The only thing I can keep up with is the warm-up, pull-ups, and leg exercises. However, after two weeks I'm definitely seeing huge improvement. I do this workout three days a week and mix in 4-mile, 35-40 min cardio sessions in-between.
I've never done this much running before (15 - 20 miles a week) and my calves and knees are still adjusting to all the pounding on the treadmill. I'm ignoring the pain, but I need to be careful not to injure myself (I'm crazy enough to push myself to the point of injury; I've done it before).
I rarely feel the need for inspiration when it comes to fitness, but the Navy SEALs have given me a benchmark from which I can compare my own fitness. In fact, after reading so much about them the past few weeks I have undergone some profound changes mentally. But I'll leave that for a separate post. 🙂
Coffee is the one thing that I have tried to quit several times over the past few years and failed (it's been my new years resolution several years in a row). Failing is not like me. If I want to quit something, I just do it. I've never been addicted to anything in my life... except coffee.
I started drinking coffee with cream and sugar when I was 16. When I got into fitness a few years later, I slowly decreased the amount of cream and sugar in the coffee until it was black. From that point on, cream and sugar in my coffee ruined it for me so I continued to drink it black.

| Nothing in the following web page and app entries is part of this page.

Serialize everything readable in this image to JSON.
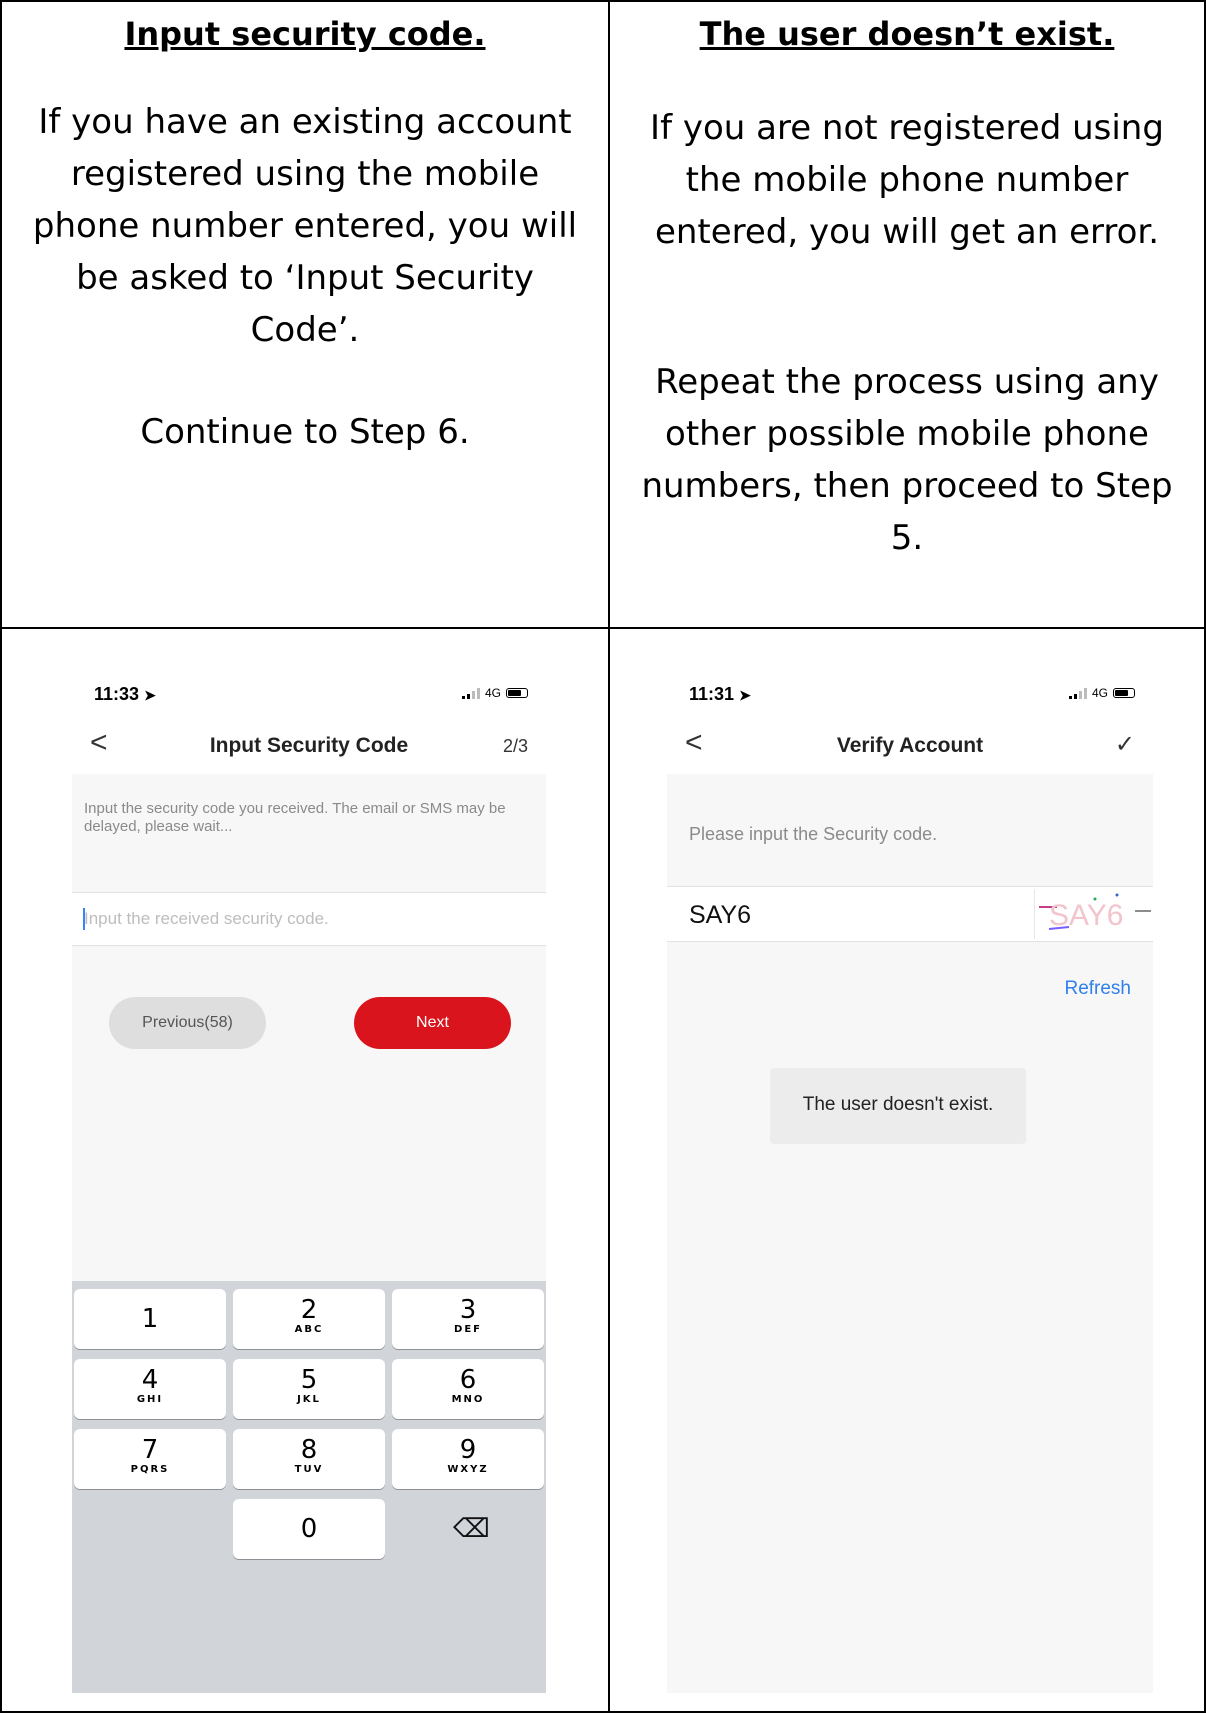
{
  "left_column": {
    "heading": "Input security code.",
    "paragraph_1": "If you have an existing account registered using the mobile phone number entered, you will be asked to ‘Input Security Code’.",
    "paragraph_2": "Continue to Step 6."
  },
  "right_column": {
    "heading": "The user doesn’t exist.",
    "paragraph_1": "If you are not registered using the mobile phone number entered, you will get an error.",
    "paragraph_2": "Repeat the process using any other possible mobile phone numbers, then proceed to Step 5."
  },
  "phone_left": {
    "status": {
      "time": "11:33",
      "network": "4G",
      "location_icon": "location-arrow-icon"
    },
    "nav": {
      "back": "<",
      "title": "Input Security Code",
      "step": "2/3"
    },
    "hint": "Input the security code you received. The email or SMS may be delayed, please wait...",
    "input": {
      "placeholder": "Input the received security code.",
      "value": ""
    },
    "buttons": {
      "previous": "Previous(58)",
      "next": "Next"
    },
    "colors": {
      "next_button": "#d9141c",
      "caret": "#3b82f6"
    },
    "keypad": {
      "keys": [
        {
          "num": "1",
          "letters": ""
        },
        {
          "num": "2",
          "letters": "ABC"
        },
        {
          "num": "3",
          "letters": "DEF"
        },
        {
          "num": "4",
          "letters": "GHI"
        },
        {
          "num": "5",
          "letters": "JKL"
        },
        {
          "num": "6",
          "letters": "MNO"
        },
        {
          "num": "7",
          "letters": "PQRS"
        },
        {
          "num": "8",
          "letters": "TUV"
        },
        {
          "num": "9",
          "letters": "WXYZ"
        },
        {
          "num": "0",
          "letters": ""
        }
      ],
      "delete_icon": "⌫"
    }
  },
  "phone_right": {
    "status": {
      "time": "11:31",
      "network": "4G",
      "location_icon": "location-arrow-icon"
    },
    "nav": {
      "back": "<",
      "title": "Verify Account",
      "confirm": "✓"
    },
    "hint": "Please input the Security code.",
    "code_value": "SAY6",
    "captcha_text": "SAY6",
    "refresh": "Refresh",
    "toast": "The user doesn't exist.",
    "colors": {
      "refresh_link": "#2f80ed"
    }
  }
}
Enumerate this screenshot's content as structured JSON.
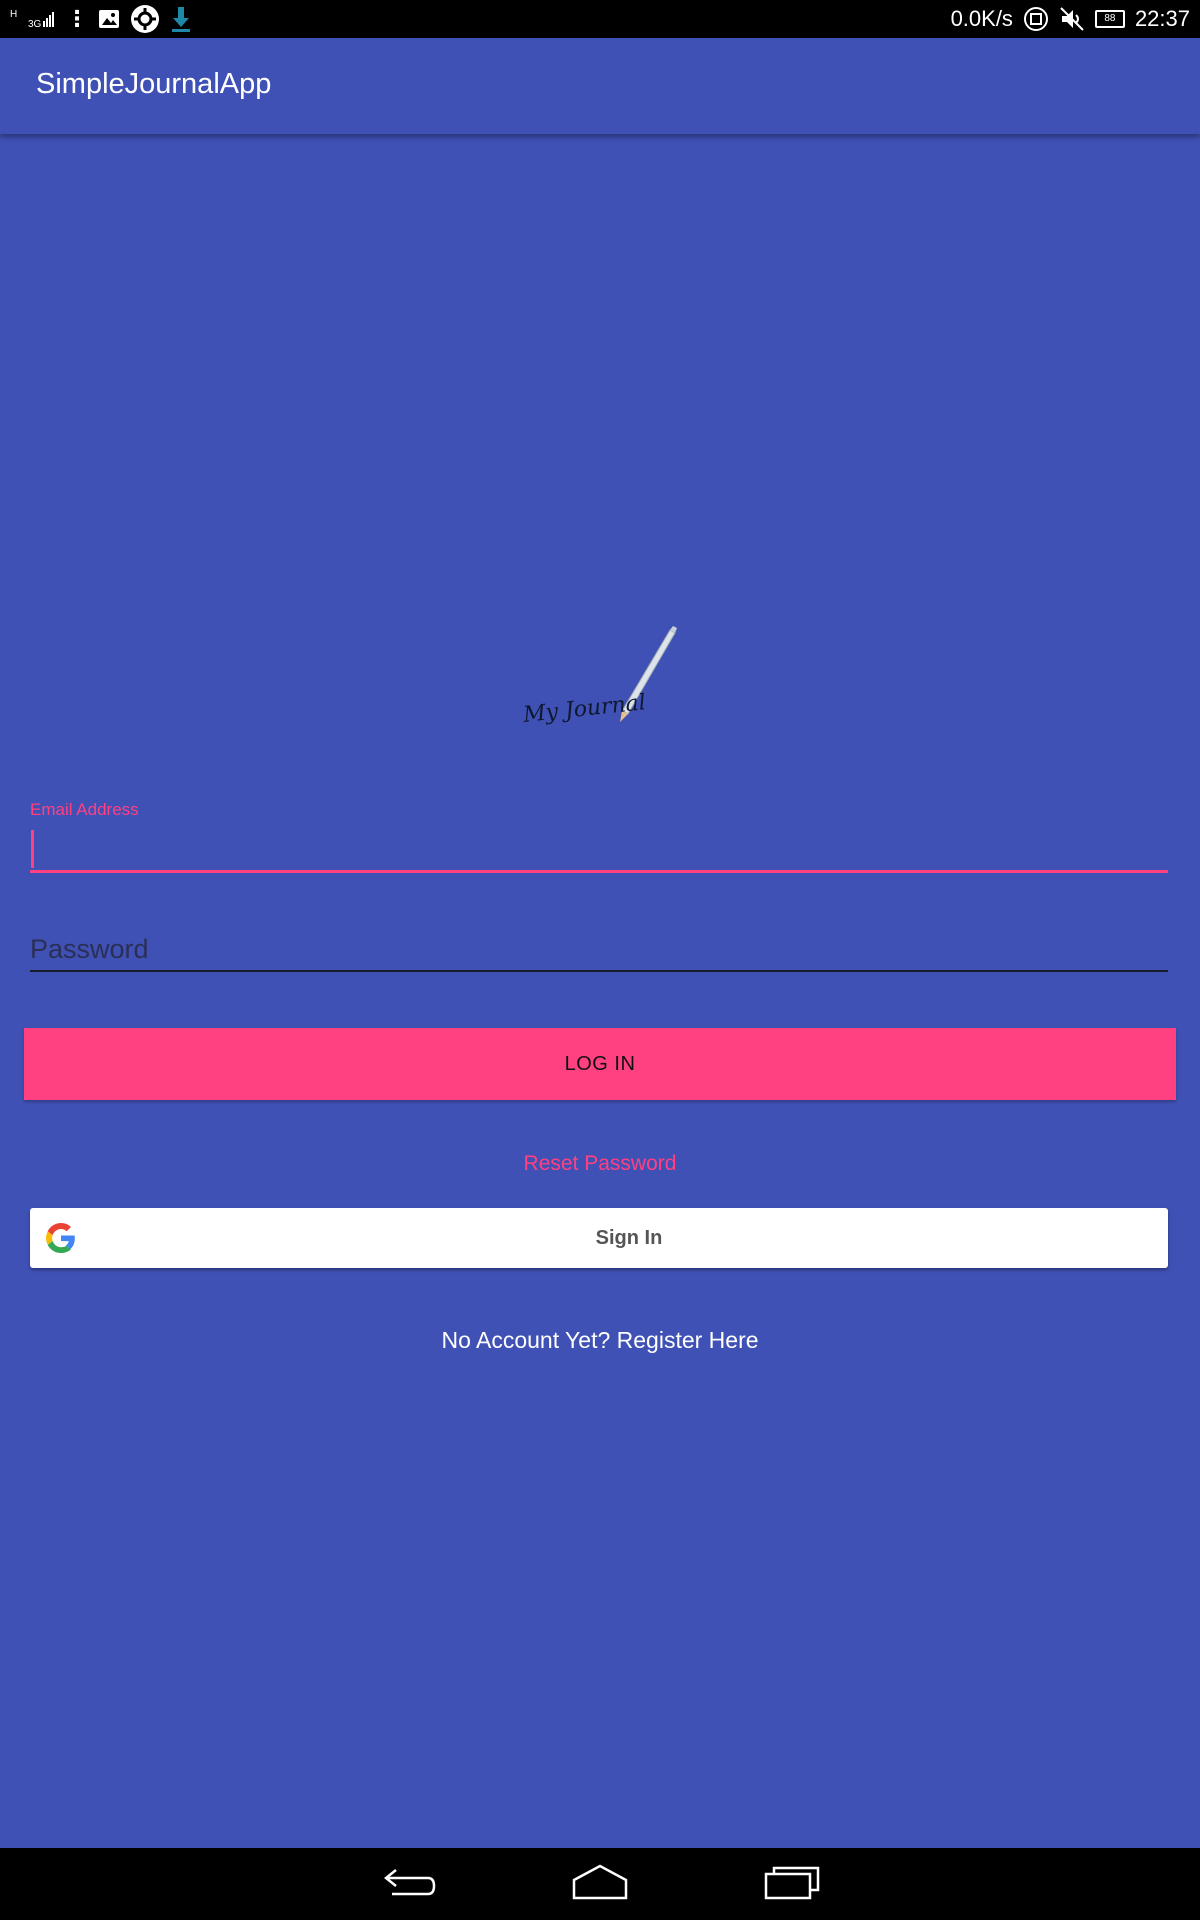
{
  "status_bar": {
    "network": "3G",
    "network_h": "H",
    "speed": "0.0K/s",
    "battery": "88",
    "time": "22:37"
  },
  "app_bar": {
    "title": "SimpleJournalApp"
  },
  "logo": {
    "text": "My Journal"
  },
  "form": {
    "email_label": "Email Address",
    "email_value": "",
    "password_placeholder": "Password",
    "login_label": "LOG IN",
    "reset_label": "Reset Password",
    "google_label": "Sign In",
    "register_label": "No Account Yet? Register Here"
  },
  "colors": {
    "primary": "#3F51B5",
    "accent": "#FF4081"
  },
  "icons": {
    "google": "google-g-icon",
    "back": "back-icon",
    "home": "home-icon",
    "recents": "recents-icon"
  }
}
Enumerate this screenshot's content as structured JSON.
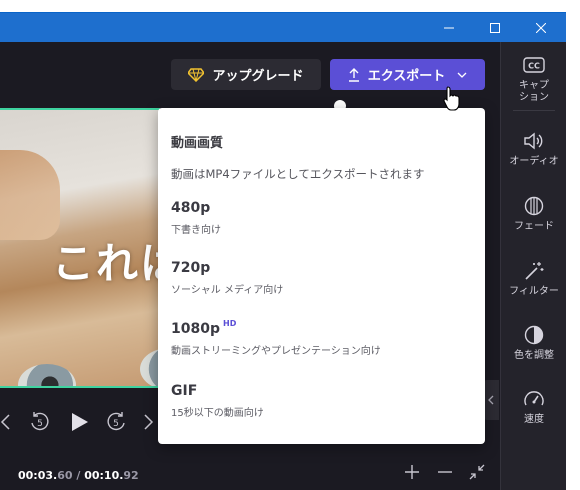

The average cup of black coffee contains between 115-175mg of caffeine. More than 300mg of caffeine a day on regular basis has been shown to cause several negative side effects, including increased urination (and dehydration as a result), disruption of normal diet (drinking coffee when hungry makes you no longer feel hungry, even though your body needs food), headaches, irritation, and mood swings. I have experienced all of these, but I'm only now beginning to realize how much they're affecting my fitness and overall health.
I recognized a pattern in my coffee consumption. Over a three month time span, I would go from drinking 1 cup to 4 cups of coffee per day. Eventually I would feel so sick of the high caffeine intake (or its side effects) that I would drop back down to 1 cup a day, only to begin the process all over again. Here's a chart of what I'm talking about:
For some reason I've felt extremely motivated and strong about the fitness goals I set for this year, so since I'm on a roll I decided to go cold turkey on coffee last Tuesday (February 17th). The first few days were rough. Tuesday the bad headaches started. Wednesday the headaches were slightly better, but the mood swings crept in (mood swings are rare for me, so it was easy for me to recognize them). Thursday it was a combination of mood swings and headaches but by Friday the side effects were starting to wear off.
I had considered leaving the weekends open for one or two coffees, but I remembered when I did that in the past it resulted in eventually making exceptions during the week. I almost gave in on Saturday, almost. Today is Sunday and I can already feel my desire for coffee is slowly but surely wearing off. I feel so much better overall. I'm able to wake up easier in the morning, I'm spending less, my diet and digestion are better, and I don't feel this constant need for something external to keep me going.